Australian journalist Peter Greste has been jailed for seven years by an Egyptian court after being found guilty of a handful of nebulous crimes, including "possession of printouts and recordings" to give the impression Egypt is fighting a civil war, and producing fake news stories.
Rachel Williamson has a recap of the case today, but Cathy Alexander also takes a look at the evidence on which Egyptian authorities have jailed Greste -- his BBC Panorama doco on war-torn Somalia, and a selection of his Al Jazeera footage, some of which was aired by the prosecution in court.

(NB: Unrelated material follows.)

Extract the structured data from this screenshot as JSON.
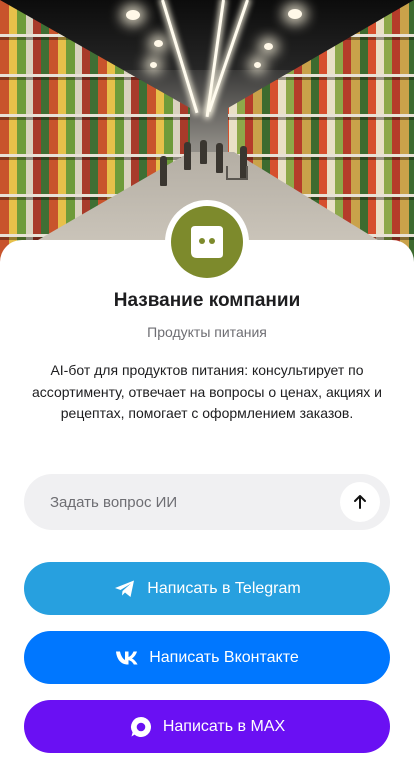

The footage speaks for itself: Greste’s conduct as a journalist is professional and fair.
But as Australian-Egyptian journalist (and Crikey
media reporter) Myriam Robin points out, this trial was never really about Greste’s journalism -- it was a political move designed to silence Al Jazeera, an organisation that is seen as pro-Muslim Brotherhood by large parts of the Egyptian population.
And of course while there has been widespread international condemnation of Greste’s sentence, including from Australia and the US, Robin also reminds us that the United States has quietly sent $572 million in military aid to Egypt in the past fortnight -- the first release of some $1.5 billion worth of military goods withheld from Egypt since October.